■ Records shown:

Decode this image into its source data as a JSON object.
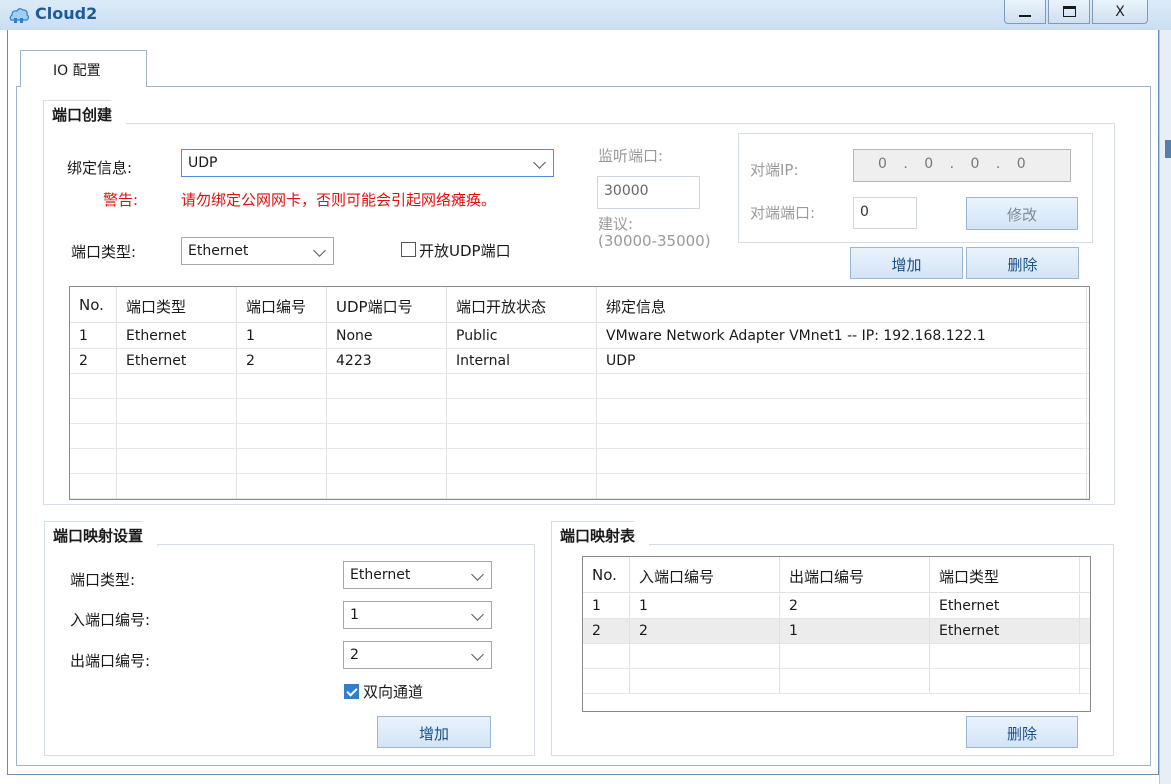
{
  "window": {
    "title": "Cloud2",
    "close_glyph": "X"
  },
  "tabs": [
    {
      "label": "IO 配置"
    }
  ],
  "port_creation": {
    "title": "端口创建",
    "bind_label": "绑定信息:",
    "bind_value": "UDP",
    "warning_label": "警告:",
    "warning_text": "请勿绑定公网网卡，否则可能会引起网络瘫痪。",
    "port_type_label": "端口类型:",
    "port_type_value": "Ethernet",
    "open_udp_label": "开放UDP端口",
    "open_udp_checked": false,
    "listen_port_label": "监听端口:",
    "listen_port_value": "30000",
    "suggestion_label": "建议:",
    "suggestion_range": "(30000-35000)",
    "remote_ip_label": "对端IP:",
    "remote_ip_value": "0 . 0 . 0 . 0",
    "remote_port_label": "对端端口:",
    "remote_port_value": "0",
    "modify_button": "修改",
    "add_button": "增加",
    "delete_button": "删除"
  },
  "ports_table": {
    "headers": [
      "No.",
      "端口类型",
      "端口编号",
      "UDP端口号",
      "端口开放状态",
      "绑定信息"
    ],
    "rows": [
      [
        "1",
        "Ethernet",
        "1",
        "None",
        "Public",
        "VMware Network Adapter VMnet1 -- IP: 192.168.122.1"
      ],
      [
        "2",
        "Ethernet",
        "2",
        "4223",
        "Internal",
        "UDP"
      ]
    ]
  },
  "mapping_settings": {
    "title": "端口映射设置",
    "port_type_label": "端口类型:",
    "port_type_value": "Ethernet",
    "in_port_label": "入端口编号:",
    "in_port_value": "1",
    "out_port_label": "出端口编号:",
    "out_port_value": "2",
    "bidirectional_label": "双向通道",
    "bidirectional_checked": true,
    "add_button": "增加"
  },
  "mapping_table": {
    "title": "端口映射表",
    "headers": [
      "No.",
      "入端口编号",
      "出端口编号",
      "端口类型"
    ],
    "rows": [
      [
        "1",
        "1",
        "2",
        "Ethernet"
      ],
      [
        "2",
        "2",
        "1",
        "Ethernet"
      ]
    ],
    "selected_row": 1,
    "delete_button": "删除"
  },
  "colors": {
    "warning": "#e01010",
    "title_blue": "#1f5a96",
    "checkbox_blue": "#2f7fd1"
  }
}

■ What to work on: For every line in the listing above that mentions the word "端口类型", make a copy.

■ Task result:
    "port_type_label": "端口类型:",
      "端口类型",
    "port_type_label": "端口类型:",
      "端口类型"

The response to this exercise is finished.